Page and application data records:
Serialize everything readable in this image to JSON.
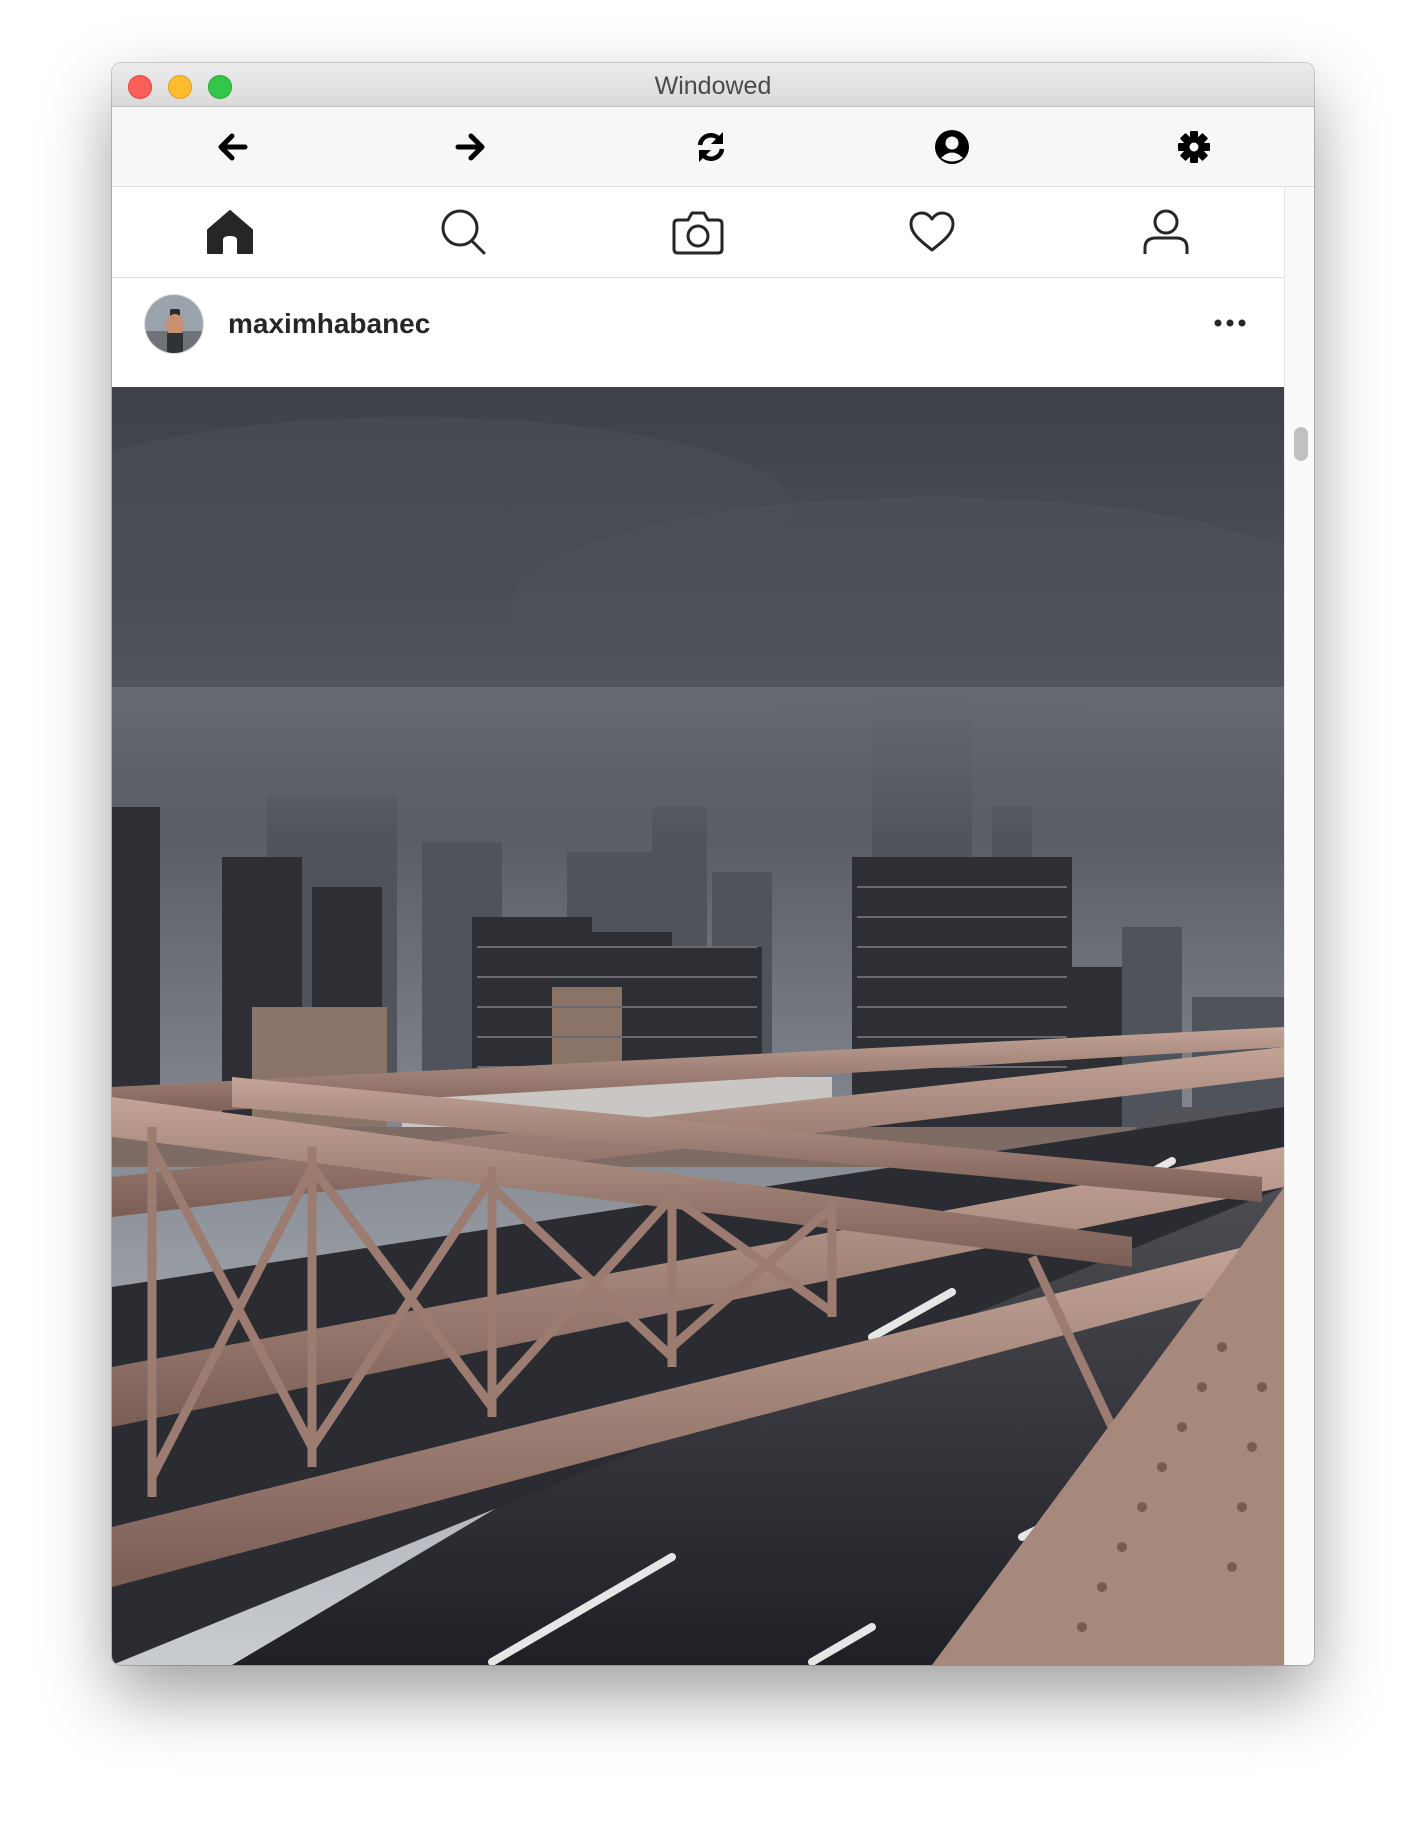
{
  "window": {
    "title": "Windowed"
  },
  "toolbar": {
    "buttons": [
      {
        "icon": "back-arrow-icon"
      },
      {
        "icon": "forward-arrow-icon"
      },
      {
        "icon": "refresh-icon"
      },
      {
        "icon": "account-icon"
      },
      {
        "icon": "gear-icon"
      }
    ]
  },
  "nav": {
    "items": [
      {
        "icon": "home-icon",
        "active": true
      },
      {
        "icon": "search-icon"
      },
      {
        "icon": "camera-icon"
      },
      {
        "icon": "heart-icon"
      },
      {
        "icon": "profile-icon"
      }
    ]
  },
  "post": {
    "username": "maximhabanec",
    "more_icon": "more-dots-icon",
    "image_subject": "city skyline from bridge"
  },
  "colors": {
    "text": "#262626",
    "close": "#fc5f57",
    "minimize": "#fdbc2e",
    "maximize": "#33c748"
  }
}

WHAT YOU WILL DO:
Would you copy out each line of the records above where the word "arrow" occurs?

EXERCISE RESPONSE:
        "icon": "back-arrow-icon"
        "icon": "forward-arrow-icon"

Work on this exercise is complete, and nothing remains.